EH&S supports employees by providing training, ergonomic evaluations, recommendations and planning for the office and the trades.

Please use the Ergonomics Self Help Guide to help computer users increase comfort and reduce the risk of injury while working at the computer.

Working in an internet browser-based environment can often be very mouse intensive. PeolpleSoft offers many keyboard shortcuts for the web as an alternative to the mouse.

General Workstation Information

Body Position

  • Is your chair adjusted so that you have a neutral body position?
  • Are upper thighs and forearms approximately parallel to the floor?
  • Do your arms hug the side of your body when using the keyboard?
  • Is the top of your monitor approximately level with the top of your head?

A neutral body position minimizes risk of computer-related injuries. Start by adjusting your chair so that you feel comfortable and supported. Position your forearms on the keyboard parallel to the floor with your wrists flat. Depending on your workstation set-up, either adjust the chair so that arms are in a neutral position or, if using an articulating keyboard tray, move the tray so that forearms and wrists stay flat.

Usually, if working with the keyboard on the top of the work surface, you will need to adjust the chair up and use a footstool.

Make sure that you are not looking up at the monitor. The top third to half of the screen should be at eye level. You may need to remove the monitor from the CPU and use monitor risers to get the correct height.

Workstation Arrangements

  • Are your input devices (mouse, keyboard, etc.) at the same level as your keyboard?
  • Are your primary work materials/input devices located in front of you?
  • Are your most frequently used items (phone, manuals, etc.) easy to reach?
  • Do you have a document holder at the same height as your screen?
  • Are you able to keep your arms from resting on any hard edges on the work surface?
  • If you spend a lot of time on the phone, do you use a phone headset?

Corner, "L" or "U" shaped workstations usually work better than rectangular work surfaces because they provide additional depth and place your accessories within easy reach. Keyboard trays are one option to increase desk space, but these devices can sometimes force you too far away from your work surface and force you to reach for your mouse or put your mouse at a higher level then the keyboard. Excessive reaching may cause pain or discomfort to arms and shoulders.

If you change tasks, remember to move both materials and input devices within easy reach. If you use a document holder, position it at the same height and distance as your monitor. Slant boards can be used to hold oversize documents.

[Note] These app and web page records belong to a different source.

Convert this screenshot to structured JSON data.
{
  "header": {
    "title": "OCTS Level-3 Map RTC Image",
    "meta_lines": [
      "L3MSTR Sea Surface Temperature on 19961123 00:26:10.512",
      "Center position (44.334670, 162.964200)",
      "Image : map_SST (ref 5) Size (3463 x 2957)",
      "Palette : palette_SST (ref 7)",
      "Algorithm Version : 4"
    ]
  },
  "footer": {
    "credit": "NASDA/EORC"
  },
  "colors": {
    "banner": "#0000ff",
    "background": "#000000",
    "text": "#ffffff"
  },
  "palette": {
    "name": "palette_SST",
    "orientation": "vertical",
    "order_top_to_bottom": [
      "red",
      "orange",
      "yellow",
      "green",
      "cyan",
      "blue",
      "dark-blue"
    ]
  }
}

It's best for the hands to "float" over the keyboard rather than rest on the work surface, but if you find yourself resting your wrists on the desk top, you may want to use a padded wrist rest. This also helps maintain circulation by keeping your arms and/or wrists off the hard edges of your work surface.

Talking on the phone with the receiver cradled between your ear and your shoulder can cause neck, shoulder, and back pain. A headset will allow your body to stay in a neutral position and leave your hands free for writing or using your computer.

Work Habits

  • Do you take short breaks throughout the day when working on the computer?
  • Do you provide your eyes with vision breaks every hour?
  • Are you comfortable and free of pain while working?
  • Do you stretch your back, neck and hands every hour or so?
  • If you use the mouse a lot, do you substitute using keystroke alternatives?

Periodic breaks help to alleviate fatigue and strain to your eyes and upper body. You can vary the type of work you are doing, making phone calls, making copies, reading, etc., in place of breaks.

If you experience persistent discomfort related to your computer use at work, report your injury. Diagnosis and proper treatment at the early stages of a cumulative injury can prevent permanent problems.

Ergonomics Vendor List

Santa Rosa Vendors
Vendor Phone Address
Tech Line Studios (707) 578-0616 3451 Airway Drive
Advent Furniture (Ed Bronson) (707) 575-7006 1849 Piner Road
Office Depot (707) 579-4858 1960 Santa Rosa Ave.